Work item: Could you return all of the entries below exactly, minus the pictures?

Dataset records:
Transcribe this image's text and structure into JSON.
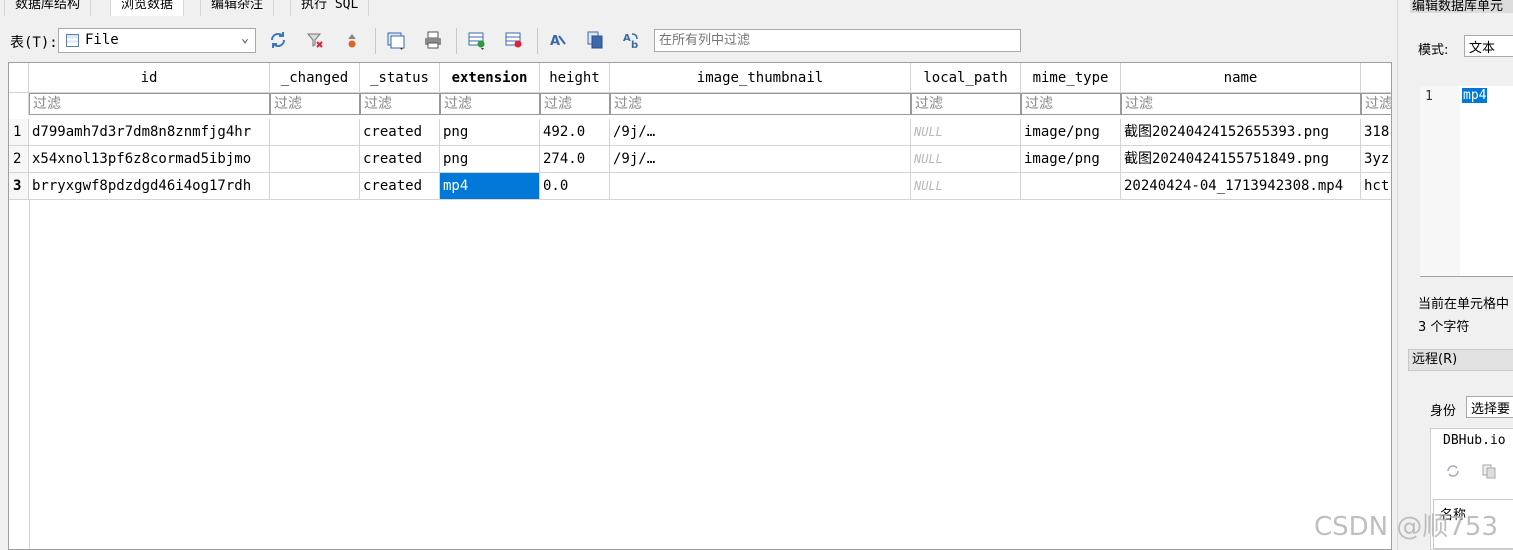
{
  "tabs": [
    "数据库结构",
    "浏览数据",
    "编辑杂注",
    "执行 SQL"
  ],
  "toolbar": {
    "table_label": "表(T):",
    "table_value": "File",
    "filter_placeholder": "在所有列中过滤"
  },
  "grid": {
    "columns": [
      "id",
      "_changed",
      "_status",
      "extension",
      "height",
      "image_thumbnail",
      "local_path",
      "mime_type",
      "name",
      ""
    ],
    "filter_placeholder": "过滤",
    "rows": [
      {
        "num": "1",
        "cells": [
          "d799amh7d3r7dm8n8znmfjg4hr",
          "",
          "created",
          "png",
          "492.0",
          "/9j/…",
          "NULL",
          "image/png",
          "截图20240424152655393.png",
          "318"
        ]
      },
      {
        "num": "2",
        "cells": [
          "x54xnol13pf6z8cormad5ibjmo",
          "",
          "created",
          "png",
          "274.0",
          "/9j/…",
          "NULL",
          "image/png",
          "截图20240424155751849.png",
          "3yz"
        ]
      },
      {
        "num": "3",
        "cells": [
          "brryxgwf8pdzdgd46i4og17rdh",
          "",
          "created",
          "mp4",
          "0.0",
          "",
          "NULL",
          "",
          "20240424-04_1713942308.mp4",
          "hct"
        ]
      }
    ]
  },
  "right_panel": {
    "title": "编辑数据库单元",
    "mode_label": "模式:",
    "mode_value": "文本",
    "editor_line": "1",
    "editor_text": "mp4",
    "status_line1": "当前在单元格中",
    "status_line2": "3 个字符",
    "remote_label": "远程(R)",
    "identity_label": "身份",
    "identity_value": "选择要",
    "dbhub_label": "DBHub.io",
    "name_label": "名称"
  },
  "watermark": "CSDN @顺753"
}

Answer to this problem:
Transcribe this image's text and structure into JSON.
{
  "tabs": [
    "数据库结构",
    "浏览数据",
    "编辑杂注",
    "执行 SQL"
  ],
  "toolbar": {
    "table_label": "表(T):",
    "table_value": "File",
    "filter_placeholder": "在所有列中过滤"
  },
  "grid": {
    "columns": [
      "id",
      "_changed",
      "_status",
      "extension",
      "height",
      "image_thumbnail",
      "local_path",
      "mime_type",
      "name",
      ""
    ],
    "filter_placeholder": "过滤",
    "rows": [
      {
        "num": "1",
        "cells": [
          "d799amh7d3r7dm8n8znmfjg4hr",
          "",
          "created",
          "png",
          "492.0",
          "/9j/…",
          "NULL",
          "image/png",
          "截图20240424152655393.png",
          "318"
        ]
      },
      {
        "num": "2",
        "cells": [
          "x54xnol13pf6z8cormad5ibjmo",
          "",
          "created",
          "png",
          "274.0",
          "/9j/…",
          "NULL",
          "image/png",
          "截图20240424155751849.png",
          "3yz"
        ]
      },
      {
        "num": "3",
        "cells": [
          "brryxgwf8pdzdgd46i4og17rdh",
          "",
          "created",
          "mp4",
          "0.0",
          "",
          "NULL",
          "",
          "20240424-04_1713942308.mp4",
          "hct"
        ]
      }
    ]
  },
  "right_panel": {
    "title": "编辑数据库单元",
    "mode_label": "模式:",
    "mode_value": "文本",
    "editor_line": "1",
    "editor_text": "mp4",
    "status_line1": "当前在单元格中",
    "status_line2": "3 个字符",
    "remote_label": "远程(R)",
    "identity_label": "身份",
    "identity_value": "选择要",
    "dbhub_label": "DBHub.io",
    "name_label": "名称"
  },
  "watermark": "CSDN @顺753"
}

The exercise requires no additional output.